Technically, the age of Pisces is already ended and the age of Aquarius has begun. Christianity is still going strong, though. It may be changing, but then again it always did. And while most of the previous 2000 years have been influenced by chistianity here in Europe, this is not true for most of the world.
No, the stars do not influence us that way, not any more than we foolishly let ourselves be influenced. Not all who follow a star are therefore wise men. But the stargazer who brought a gift of gold had his things right. All gold in the world comes from supernovae.
Actually, to the best of our knowledge, all things on earth heavier than hydrogen come from the stars that preceded ours. Generations of stars have shone and died before our own sun lit up in the cold dark cloud of swirling dust that became the solar system. Most stars stop at iron. Iron is the most stable of the elements, speaking in terms of energy. You can squeeze out more energy by fusing lighter elements or by cleaving heavier ones. But there's nothing to gain by changing iron. I'm not sure if this is why iron is regarded as poison for some magickal creatures, but I am pretty sure this is the reason why we have so much of it here and on all terrestrial (earth-like) planets. And thanks to all this iron, we also have a magnetic field that keeps away the solar wind and lots of charged cosmic rays that would otherwise kill off the fragile multicellular life, at least anything that puts its head above the water.
But gold and the other trans-iron elements are created by the incredible energy of the supernovae - stars that explode much faster than the speed of sound. The shockwave fuses atoms with no regard to energy lost or won, and spreads those all over the space between stars. Eventually the gold dust settles down on planets like ours, and influence our life and our love as the stars themselves never could.
In extremely local news, I bought home a few liters of yoghurt. In the current weather, it should stay edible for a while even without the fridge. Not that I actually think the power will even blink on new year's eve. I noticed that there was very little cookies left on the shelves, too.

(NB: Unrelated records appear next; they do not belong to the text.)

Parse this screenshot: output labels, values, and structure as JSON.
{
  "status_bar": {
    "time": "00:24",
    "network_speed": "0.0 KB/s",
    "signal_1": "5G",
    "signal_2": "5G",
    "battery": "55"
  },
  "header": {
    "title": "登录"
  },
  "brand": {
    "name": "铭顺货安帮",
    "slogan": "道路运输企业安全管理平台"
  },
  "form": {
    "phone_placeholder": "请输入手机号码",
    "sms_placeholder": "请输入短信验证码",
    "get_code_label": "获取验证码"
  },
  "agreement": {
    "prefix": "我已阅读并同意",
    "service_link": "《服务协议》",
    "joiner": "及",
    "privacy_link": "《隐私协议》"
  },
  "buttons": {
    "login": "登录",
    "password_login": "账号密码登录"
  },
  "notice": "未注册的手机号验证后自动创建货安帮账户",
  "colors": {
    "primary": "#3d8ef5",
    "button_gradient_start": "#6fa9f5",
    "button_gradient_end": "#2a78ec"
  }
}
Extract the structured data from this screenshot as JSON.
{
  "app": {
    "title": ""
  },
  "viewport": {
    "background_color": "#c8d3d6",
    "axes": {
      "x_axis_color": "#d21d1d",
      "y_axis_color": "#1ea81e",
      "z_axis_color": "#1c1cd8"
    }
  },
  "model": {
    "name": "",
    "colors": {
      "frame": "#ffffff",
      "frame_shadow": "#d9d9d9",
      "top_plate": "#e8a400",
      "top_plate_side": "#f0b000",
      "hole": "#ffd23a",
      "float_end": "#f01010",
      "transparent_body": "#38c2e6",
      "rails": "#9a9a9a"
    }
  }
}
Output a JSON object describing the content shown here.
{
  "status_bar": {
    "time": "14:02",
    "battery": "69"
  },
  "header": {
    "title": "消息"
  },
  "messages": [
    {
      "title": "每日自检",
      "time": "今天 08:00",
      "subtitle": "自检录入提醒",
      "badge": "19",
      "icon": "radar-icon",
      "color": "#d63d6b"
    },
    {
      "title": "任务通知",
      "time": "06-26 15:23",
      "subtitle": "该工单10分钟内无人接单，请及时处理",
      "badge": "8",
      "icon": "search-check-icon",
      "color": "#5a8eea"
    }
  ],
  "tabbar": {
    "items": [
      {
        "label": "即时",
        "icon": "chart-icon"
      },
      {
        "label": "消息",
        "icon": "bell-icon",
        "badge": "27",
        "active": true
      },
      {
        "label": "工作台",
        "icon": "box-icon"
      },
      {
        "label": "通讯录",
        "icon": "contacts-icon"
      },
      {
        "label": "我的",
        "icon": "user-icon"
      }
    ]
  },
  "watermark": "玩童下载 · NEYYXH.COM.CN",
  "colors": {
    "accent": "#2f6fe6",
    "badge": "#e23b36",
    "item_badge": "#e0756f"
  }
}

Visit the Diary Farm for the older diaries I've put out to pasture.